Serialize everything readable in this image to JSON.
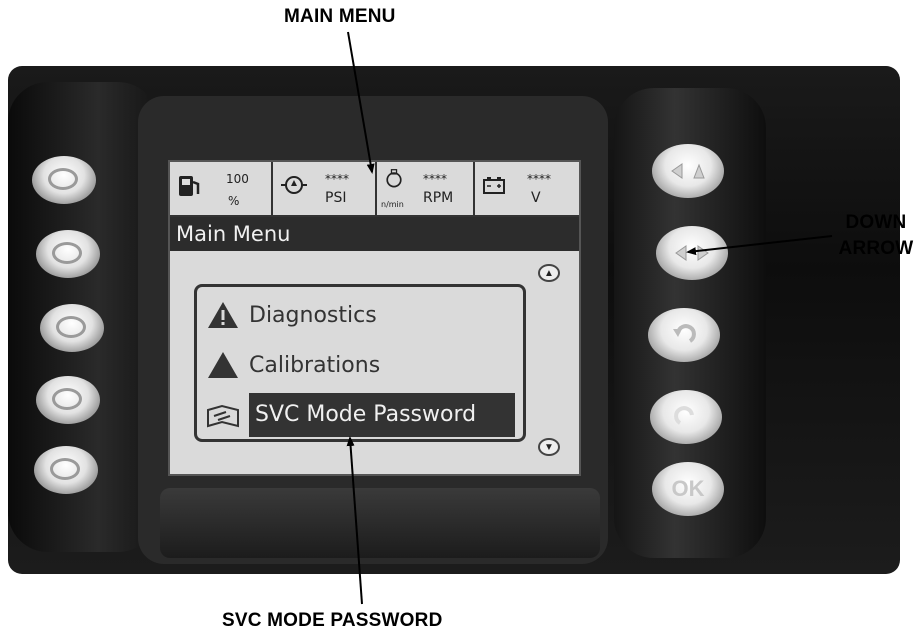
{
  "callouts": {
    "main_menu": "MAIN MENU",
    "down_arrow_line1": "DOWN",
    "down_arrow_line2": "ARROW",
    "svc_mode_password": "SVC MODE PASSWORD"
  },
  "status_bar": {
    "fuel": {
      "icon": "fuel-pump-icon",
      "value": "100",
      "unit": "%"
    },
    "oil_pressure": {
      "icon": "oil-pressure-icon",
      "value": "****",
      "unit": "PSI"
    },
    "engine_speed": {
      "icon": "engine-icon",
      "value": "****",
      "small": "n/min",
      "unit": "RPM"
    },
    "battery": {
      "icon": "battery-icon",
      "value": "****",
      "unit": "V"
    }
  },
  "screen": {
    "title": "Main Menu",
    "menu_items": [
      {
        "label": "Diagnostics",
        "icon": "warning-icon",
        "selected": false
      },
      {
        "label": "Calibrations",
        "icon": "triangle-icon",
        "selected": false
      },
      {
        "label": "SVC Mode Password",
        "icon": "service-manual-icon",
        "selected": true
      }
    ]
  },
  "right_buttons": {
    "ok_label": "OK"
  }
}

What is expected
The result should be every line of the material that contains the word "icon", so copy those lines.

Written answer
      "icon": "fuel-pump-icon",
      "icon": "oil-pressure-icon",
      "icon": "engine-icon",
      "icon": "battery-icon",
        "icon": "warning-icon",
        "icon": "triangle-icon",
        "icon": "service-manual-icon",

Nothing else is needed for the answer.